(Element data from apps and pages)
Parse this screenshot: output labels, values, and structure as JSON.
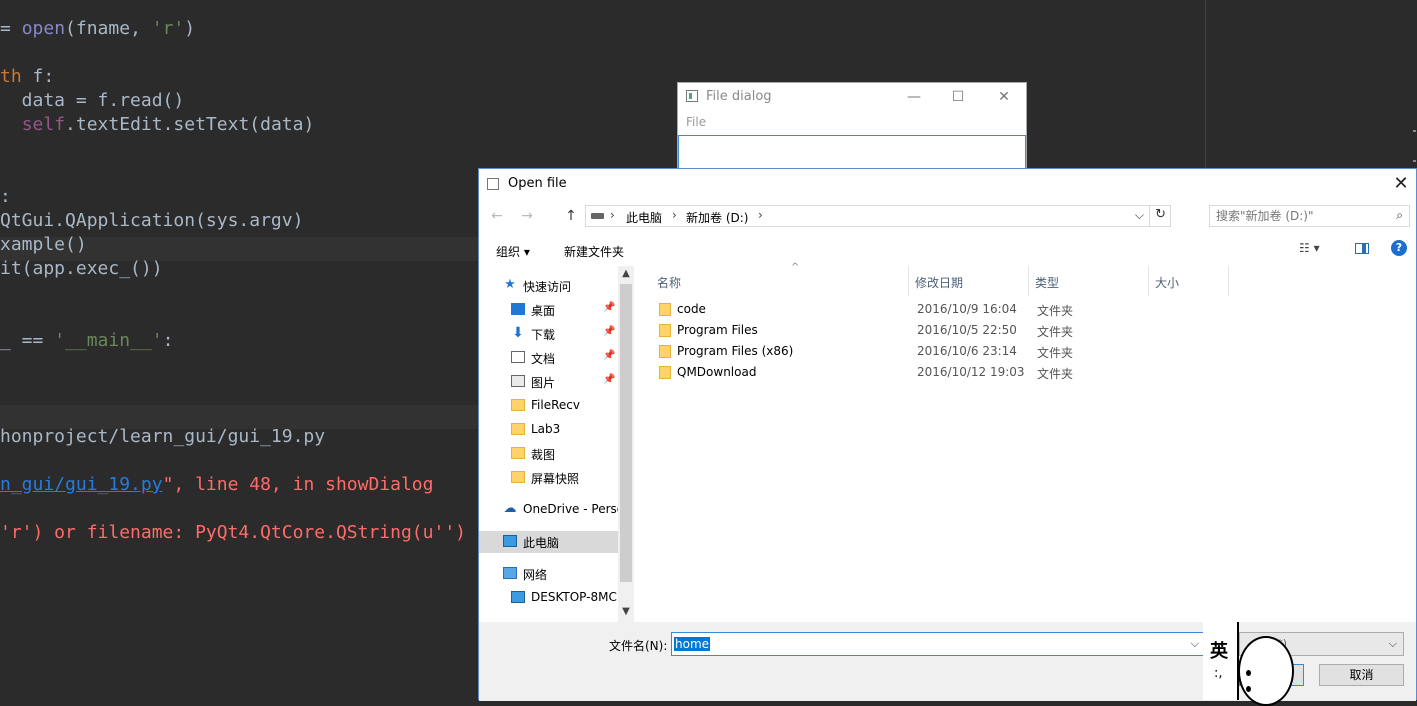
{
  "editor": {
    "lines": [
      {
        "id": "l1",
        "parts": [
          [
            "",
            "= "
          ],
          [
            "bi",
            "open"
          ],
          [
            "",
            "(fname, "
          ],
          [
            "str",
            "'r'"
          ],
          [
            "",
            ")"
          ]
        ]
      },
      {
        "id": "l2",
        "parts": [
          [
            "kw",
            "th"
          ],
          [
            "",
            " f:"
          ]
        ]
      },
      {
        "id": "l3",
        "parts": [
          [
            "",
            "  data = f.read()"
          ]
        ]
      },
      {
        "id": "l4",
        "parts": [
          [
            "",
            "  "
          ],
          [
            "slf",
            "self"
          ],
          [
            "",
            ".textEdit.setText(data)"
          ]
        ]
      },
      {
        "id": "l5",
        "parts": [
          [
            "",
            ":"
          ]
        ]
      },
      {
        "id": "l6",
        "parts": [
          [
            "",
            "QtGui.QApplication(sys.argv)"
          ]
        ]
      },
      {
        "id": "l7",
        "parts": [
          [
            "",
            "xample()"
          ]
        ]
      },
      {
        "id": "l8",
        "parts": [
          [
            "",
            "it(app.exec_())"
          ]
        ]
      },
      {
        "id": "l9",
        "parts": [
          [
            "",
            "_ == "
          ],
          [
            "str",
            "'__main__'"
          ],
          [
            "",
            ":"
          ]
        ]
      },
      {
        "id": "l10",
        "parts": [
          [
            "",
            "honproject/learn_gui/gui_19.py"
          ]
        ]
      },
      {
        "id": "l11",
        "parts": [
          [
            "lnk",
            "n_gui/gui_19.py"
          ],
          [
            "err",
            "\", line 48, in showDialog"
          ]
        ]
      },
      {
        "id": "l12",
        "parts": [
          [
            "err",
            "'r') or filename: PyQt4.QtCore.QString(u'')"
          ]
        ]
      }
    ]
  },
  "small_window": {
    "title": "File dialog",
    "minimize": "—",
    "maximize": "☐",
    "close": "✕",
    "menu_file": "File"
  },
  "dialog": {
    "title": "Open file",
    "close": "✕",
    "nav": {
      "back": "←",
      "forward": "→",
      "up": "↑"
    },
    "breadcrumb": [
      "此电脑",
      "新加卷 (D:)"
    ],
    "breadcrumb_sep": "›",
    "search_placeholder": "搜索\"新加卷 (D:)\"",
    "toolbar": {
      "organize": "组织 ▾",
      "new_folder": "新建文件夹",
      "view": "☷ ▾",
      "help": "?"
    },
    "sidebar": [
      {
        "label": "快速访问",
        "icon": "star-icon",
        "cls": "star-ico",
        "glyph": "★",
        "pin": false
      },
      {
        "label": "桌面",
        "icon": "desktop-icon",
        "cls": "desk-ico",
        "glyph": "",
        "pin": true
      },
      {
        "label": "下载",
        "icon": "download-icon",
        "cls": "down-ico",
        "glyph": "⬇",
        "pin": true
      },
      {
        "label": "文档",
        "icon": "document-icon",
        "cls": "doc-ico",
        "glyph": "",
        "pin": true
      },
      {
        "label": "图片",
        "icon": "picture-icon",
        "cls": "pic-ico",
        "glyph": "",
        "pin": true
      },
      {
        "label": "FileRecv",
        "icon": "folder-icon",
        "cls": "folder-ico",
        "glyph": "",
        "pin": false
      },
      {
        "label": "Lab3",
        "icon": "folder-icon",
        "cls": "folder-ico",
        "glyph": "",
        "pin": false
      },
      {
        "label": "裁图",
        "icon": "folder-icon",
        "cls": "folder-ico",
        "glyph": "",
        "pin": false
      },
      {
        "label": "屏幕快照",
        "icon": "folder-icon",
        "cls": "folder-ico",
        "glyph": "",
        "pin": false
      },
      {
        "label": "OneDrive - Perso",
        "icon": "onedrive-icon",
        "cls": "cloud-ico",
        "glyph": "☁",
        "pin": false
      },
      {
        "label": "此电脑",
        "icon": "this-pc-icon",
        "cls": "pc-ico",
        "glyph": "",
        "pin": false,
        "selected": true
      },
      {
        "label": "网络",
        "icon": "network-icon",
        "cls": "net-ico",
        "glyph": "",
        "pin": false
      },
      {
        "label": "DESKTOP-8MC",
        "icon": "computer-icon",
        "cls": "pc-ico",
        "glyph": "",
        "pin": false
      }
    ],
    "columns": [
      "名称",
      "修改日期",
      "类型",
      "大小"
    ],
    "files": [
      {
        "name": "code",
        "date": "2016/10/9 16:04",
        "type": "文件夹"
      },
      {
        "name": "Program Files",
        "date": "2016/10/5 22:50",
        "type": "文件夹"
      },
      {
        "name": "Program Files (x86)",
        "date": "2016/10/6 23:14",
        "type": "文件夹"
      },
      {
        "name": "QMDownload",
        "date": "2016/10/12 19:03",
        "type": "文件夹"
      }
    ],
    "filename_label": "文件名(N):",
    "filename_value": "home",
    "filter_value": "(*.*)",
    "open_button": ")",
    "cancel_button": "取消"
  },
  "ime": {
    "char": "英",
    "punct": ":,"
  }
}
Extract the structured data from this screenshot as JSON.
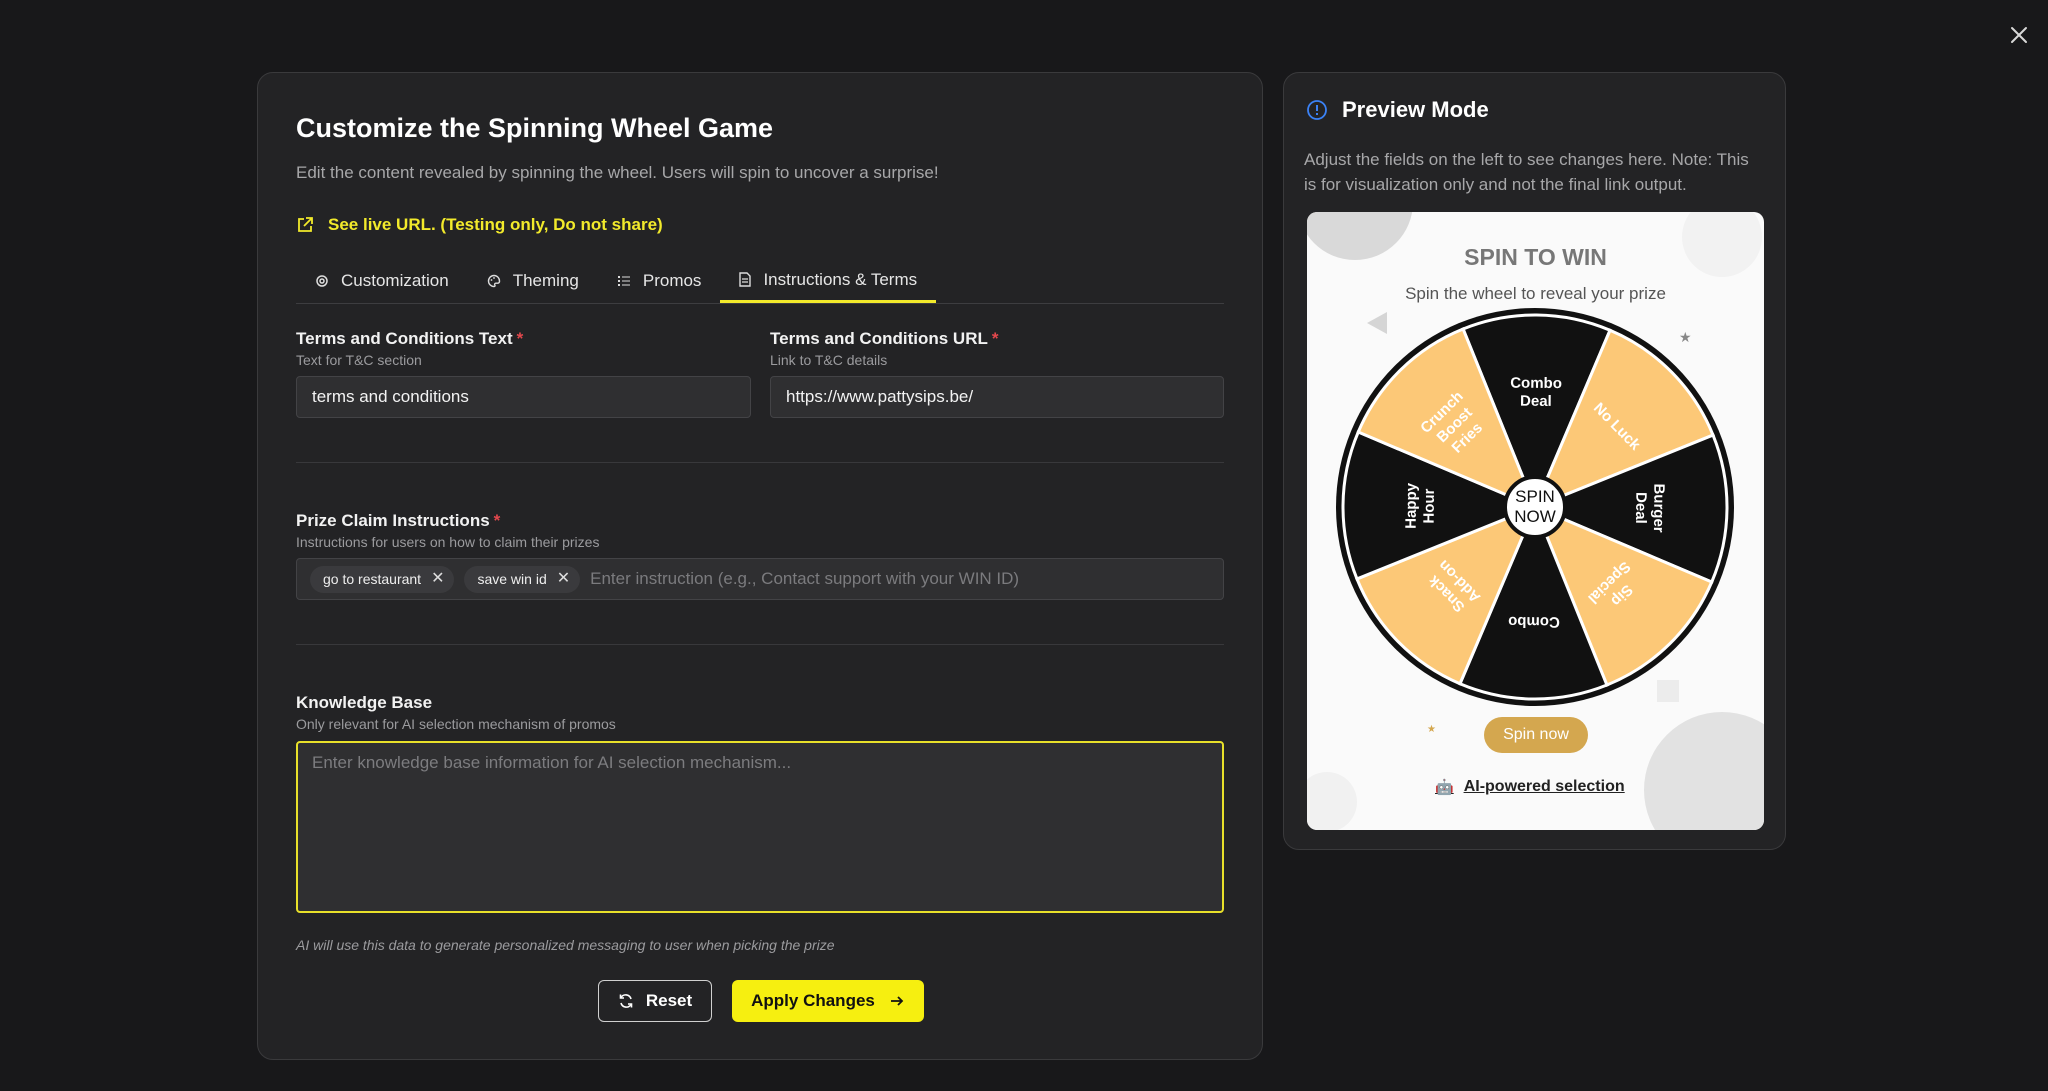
{
  "colors": {
    "accent_yellow": "#f2ea2b",
    "apply_button": "#f6ef10",
    "required_star": "#e5484d",
    "wheel_light": "#fcc877",
    "wheel_dark": "#111111",
    "spin_button": "#d4a74f"
  },
  "editor": {
    "title": "Customize the Spinning Wheel Game",
    "description": "Edit the content revealed by spinning the wheel. Users will spin to uncover a surprise!",
    "live_link": "See live URL. (Testing only, Do not share)",
    "tabs": [
      {
        "label": "Customization",
        "icon": "gear-icon"
      },
      {
        "label": "Theming",
        "icon": "palette-icon"
      },
      {
        "label": "Promos",
        "icon": "list-icon"
      },
      {
        "label": "Instructions & Terms",
        "icon": "document-icon",
        "active": true
      }
    ],
    "terms_text": {
      "label": "Terms and Conditions Text",
      "required": "*",
      "help": "Text for T&C section",
      "value": "terms and conditions"
    },
    "terms_url": {
      "label": "Terms and Conditions URL",
      "required": "*",
      "help": "Link to T&C details",
      "value": "https://www.pattysips.be/"
    },
    "prize_claim": {
      "label": "Prize Claim Instructions",
      "required": "*",
      "help": "Instructions for users on how to claim their prizes",
      "tags": [
        "go to restaurant",
        "save win id"
      ],
      "placeholder": "Enter instruction (e.g., Contact support with your WIN ID)"
    },
    "knowledge_base": {
      "label": "Knowledge Base",
      "help": "Only relevant for AI selection mechanism of promos",
      "placeholder": "Enter knowledge base information for AI selection mechanism..."
    },
    "ai_note": "AI will use this data to generate personalized messaging to user when picking the prize",
    "reset_label": "Reset",
    "apply_label": "Apply Changes"
  },
  "preview": {
    "title": "Preview Mode",
    "description": "Adjust the fields on the left to see changes here. Note: This is for visualization only and not the final link output.",
    "card_title": "SPIN TO WIN",
    "card_subtitle": "Spin the wheel to reveal your prize",
    "wheel": {
      "center_label_1": "SPIN",
      "center_label_2": "NOW",
      "segments": [
        {
          "label": [
            "Combo",
            "Deal"
          ],
          "shade": "dark"
        },
        {
          "label": [
            "No Luck"
          ],
          "shade": "light"
        },
        {
          "label": [
            "Burger",
            "Deal"
          ],
          "shade": "dark"
        },
        {
          "label": [
            "Sip",
            "Special"
          ],
          "shade": "light"
        },
        {
          "label": [
            "Combo"
          ],
          "shade": "dark"
        },
        {
          "label": [
            "Snack",
            "Add-on"
          ],
          "shade": "light"
        },
        {
          "label": [
            "Happy",
            "Hour"
          ],
          "shade": "dark"
        },
        {
          "label": [
            "Crunch",
            "Boost",
            "Fries"
          ],
          "shade": "light"
        }
      ]
    },
    "spin_button": "Spin now",
    "ai_selection": "AI-powered selection"
  }
}
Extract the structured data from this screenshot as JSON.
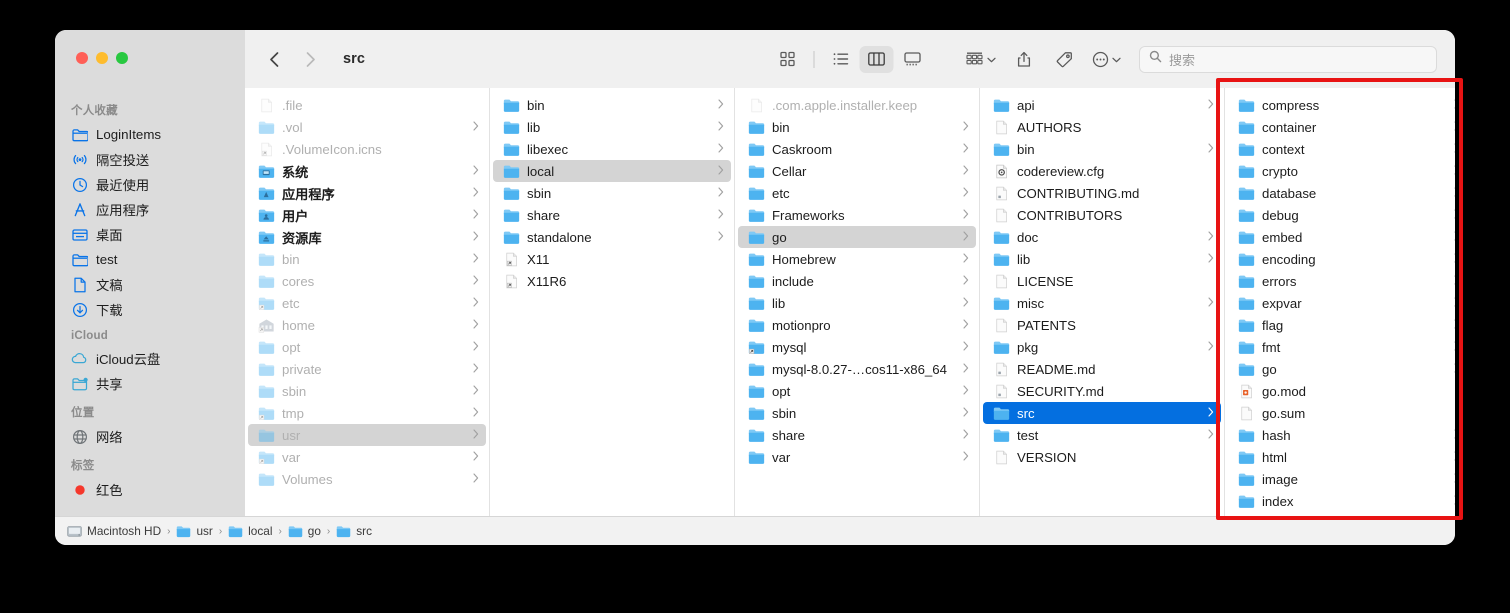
{
  "window": {
    "title": "src",
    "traffic_lights": [
      "close",
      "minimize",
      "zoom"
    ]
  },
  "toolbar": {
    "back_label": "back",
    "forward_label": "forward",
    "views": [
      {
        "name": "icon-view",
        "active": false
      },
      {
        "name": "list-view",
        "active": false
      },
      {
        "name": "column-view",
        "active": true
      },
      {
        "name": "gallery-view",
        "active": false
      }
    ],
    "group_by_label": "group-by",
    "share_label": "share",
    "tag_label": "tag",
    "more_label": "more"
  },
  "search": {
    "placeholder": "搜索",
    "value": ""
  },
  "sidebar": {
    "sections": [
      {
        "title": "个人收藏",
        "items": [
          {
            "label": "LoginItems",
            "icon": "folder-outline-icon"
          },
          {
            "label": "隔空投送",
            "icon": "airdrop-icon"
          },
          {
            "label": "最近使用",
            "icon": "clock-icon"
          },
          {
            "label": "应用程序",
            "icon": "applications-icon"
          },
          {
            "label": "桌面",
            "icon": "desktop-icon"
          },
          {
            "label": "test",
            "icon": "folder-outline-icon"
          },
          {
            "label": "文稿",
            "icon": "document-icon"
          },
          {
            "label": "下载",
            "icon": "downloads-icon"
          }
        ]
      },
      {
        "title": "iCloud",
        "items": [
          {
            "label": "iCloud云盘",
            "icon": "cloud-icon"
          },
          {
            "label": "共享",
            "icon": "shared-folder-icon"
          }
        ]
      },
      {
        "title": "位置",
        "items": [
          {
            "label": "网络",
            "icon": "network-globe-icon"
          }
        ]
      },
      {
        "title": "标签",
        "items": [
          {
            "label": "红色",
            "icon": "red-tag-icon"
          }
        ]
      }
    ]
  },
  "columns": [
    {
      "name": "column-root",
      "rows": [
        {
          "label": ".file",
          "icon": "file",
          "arrow": false,
          "dim": true
        },
        {
          "label": ".vol",
          "icon": "folder",
          "arrow": true,
          "dim": true
        },
        {
          "label": ".VolumeIcon.icns",
          "icon": "alias",
          "arrow": false,
          "dim": true
        },
        {
          "label": "系统",
          "icon": "sysfolder",
          "arrow": true,
          "bold": true
        },
        {
          "label": "应用程序",
          "icon": "appfolder",
          "arrow": true,
          "bold": true
        },
        {
          "label": "用户",
          "icon": "usersfolder",
          "arrow": true,
          "bold": true
        },
        {
          "label": "资源库",
          "icon": "libfolder",
          "arrow": true,
          "bold": true
        },
        {
          "label": "bin",
          "icon": "folder",
          "arrow": true,
          "dim": true
        },
        {
          "label": "cores",
          "icon": "folder",
          "arrow": true,
          "dim": true
        },
        {
          "label": "etc",
          "icon": "alias-folder",
          "arrow": true,
          "dim": true
        },
        {
          "label": "home",
          "icon": "homefolder",
          "arrow": true,
          "dim": true
        },
        {
          "label": "opt",
          "icon": "folder",
          "arrow": true,
          "dim": true
        },
        {
          "label": "private",
          "icon": "folder",
          "arrow": true,
          "dim": true
        },
        {
          "label": "sbin",
          "icon": "folder",
          "arrow": true,
          "dim": true
        },
        {
          "label": "tmp",
          "icon": "alias-folder",
          "arrow": true,
          "dim": true
        },
        {
          "label": "usr",
          "icon": "folder",
          "arrow": true,
          "dim": true,
          "selected": "inactive"
        },
        {
          "label": "var",
          "icon": "alias-folder",
          "arrow": true,
          "dim": true
        },
        {
          "label": "Volumes",
          "icon": "folder",
          "arrow": true,
          "dim": true
        }
      ]
    },
    {
      "name": "column-usr",
      "rows": [
        {
          "label": "bin",
          "icon": "folder",
          "arrow": true
        },
        {
          "label": "lib",
          "icon": "folder",
          "arrow": true
        },
        {
          "label": "libexec",
          "icon": "folder",
          "arrow": true
        },
        {
          "label": "local",
          "icon": "folder",
          "arrow": true,
          "selected": "inactive"
        },
        {
          "label": "sbin",
          "icon": "folder",
          "arrow": true
        },
        {
          "label": "share",
          "icon": "folder",
          "arrow": true
        },
        {
          "label": "standalone",
          "icon": "folder",
          "arrow": true
        },
        {
          "label": "X11",
          "icon": "alias",
          "arrow": false
        },
        {
          "label": "X11R6",
          "icon": "alias",
          "arrow": false
        }
      ]
    },
    {
      "name": "column-local",
      "rows": [
        {
          "label": ".com.apple.installer.keep",
          "icon": "file",
          "arrow": false,
          "dim": true
        },
        {
          "label": "bin",
          "icon": "folder",
          "arrow": true
        },
        {
          "label": "Caskroom",
          "icon": "folder",
          "arrow": true
        },
        {
          "label": "Cellar",
          "icon": "folder",
          "arrow": true
        },
        {
          "label": "etc",
          "icon": "folder",
          "arrow": true
        },
        {
          "label": "Frameworks",
          "icon": "folder",
          "arrow": true
        },
        {
          "label": "go",
          "icon": "folder",
          "arrow": true,
          "selected": "inactive"
        },
        {
          "label": "Homebrew",
          "icon": "folder",
          "arrow": true
        },
        {
          "label": "include",
          "icon": "folder",
          "arrow": true
        },
        {
          "label": "lib",
          "icon": "folder",
          "arrow": true
        },
        {
          "label": "motionpro",
          "icon": "folder",
          "arrow": true
        },
        {
          "label": "mysql",
          "icon": "alias-folder",
          "arrow": true
        },
        {
          "label": "mysql-8.0.27-…cos11-x86_64",
          "icon": "folder",
          "arrow": true
        },
        {
          "label": "opt",
          "icon": "folder",
          "arrow": true
        },
        {
          "label": "sbin",
          "icon": "folder",
          "arrow": true
        },
        {
          "label": "share",
          "icon": "folder",
          "arrow": true
        },
        {
          "label": "var",
          "icon": "folder",
          "arrow": true
        }
      ]
    },
    {
      "name": "column-go",
      "rows": [
        {
          "label": "api",
          "icon": "folder",
          "arrow": true
        },
        {
          "label": "AUTHORS",
          "icon": "file",
          "arrow": false
        },
        {
          "label": "bin",
          "icon": "folder",
          "arrow": true
        },
        {
          "label": "codereview.cfg",
          "icon": "config",
          "arrow": false
        },
        {
          "label": "CONTRIBUTING.md",
          "icon": "doc",
          "arrow": false
        },
        {
          "label": "CONTRIBUTORS",
          "icon": "file",
          "arrow": false
        },
        {
          "label": "doc",
          "icon": "folder",
          "arrow": true
        },
        {
          "label": "lib",
          "icon": "folder",
          "arrow": true
        },
        {
          "label": "LICENSE",
          "icon": "file",
          "arrow": false
        },
        {
          "label": "misc",
          "icon": "folder",
          "arrow": true
        },
        {
          "label": "PATENTS",
          "icon": "file",
          "arrow": false
        },
        {
          "label": "pkg",
          "icon": "folder",
          "arrow": true
        },
        {
          "label": "README.md",
          "icon": "doc",
          "arrow": false
        },
        {
          "label": "SECURITY.md",
          "icon": "doc",
          "arrow": false
        },
        {
          "label": "src",
          "icon": "folder",
          "arrow": true,
          "selected": "active"
        },
        {
          "label": "test",
          "icon": "folder",
          "arrow": true
        },
        {
          "label": "VERSION",
          "icon": "file",
          "arrow": false
        }
      ]
    },
    {
      "name": "column-src",
      "rows": [
        {
          "label": "compress",
          "icon": "folder",
          "arrow": true
        },
        {
          "label": "container",
          "icon": "folder",
          "arrow": true
        },
        {
          "label": "context",
          "icon": "folder",
          "arrow": true
        },
        {
          "label": "crypto",
          "icon": "folder",
          "arrow": true
        },
        {
          "label": "database",
          "icon": "folder",
          "arrow": true
        },
        {
          "label": "debug",
          "icon": "folder",
          "arrow": true
        },
        {
          "label": "embed",
          "icon": "folder",
          "arrow": true
        },
        {
          "label": "encoding",
          "icon": "folder",
          "arrow": true
        },
        {
          "label": "errors",
          "icon": "folder",
          "arrow": true
        },
        {
          "label": "expvar",
          "icon": "folder",
          "arrow": true
        },
        {
          "label": "flag",
          "icon": "folder",
          "arrow": true
        },
        {
          "label": "fmt",
          "icon": "folder",
          "arrow": true
        },
        {
          "label": "go",
          "icon": "folder",
          "arrow": true
        },
        {
          "label": "go.mod",
          "icon": "gomod",
          "arrow": false
        },
        {
          "label": "go.sum",
          "icon": "file",
          "arrow": false
        },
        {
          "label": "hash",
          "icon": "folder",
          "arrow": true
        },
        {
          "label": "html",
          "icon": "folder",
          "arrow": true
        },
        {
          "label": "image",
          "icon": "folder",
          "arrow": true
        },
        {
          "label": "index",
          "icon": "folder",
          "arrow": true
        }
      ]
    }
  ],
  "pathbar": {
    "crumbs": [
      {
        "label": "Macintosh HD",
        "icon": "harddisk"
      },
      {
        "label": "usr",
        "icon": "folder"
      },
      {
        "label": "local",
        "icon": "folder"
      },
      {
        "label": "go",
        "icon": "folder"
      },
      {
        "label": "src",
        "icon": "folder"
      }
    ],
    "separator": "›"
  },
  "annotation": {
    "type": "highlight-rectangle",
    "color": "#e81313",
    "target": "column-src"
  }
}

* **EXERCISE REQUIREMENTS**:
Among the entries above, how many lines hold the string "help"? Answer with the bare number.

* **ANSWER BELOW**:
5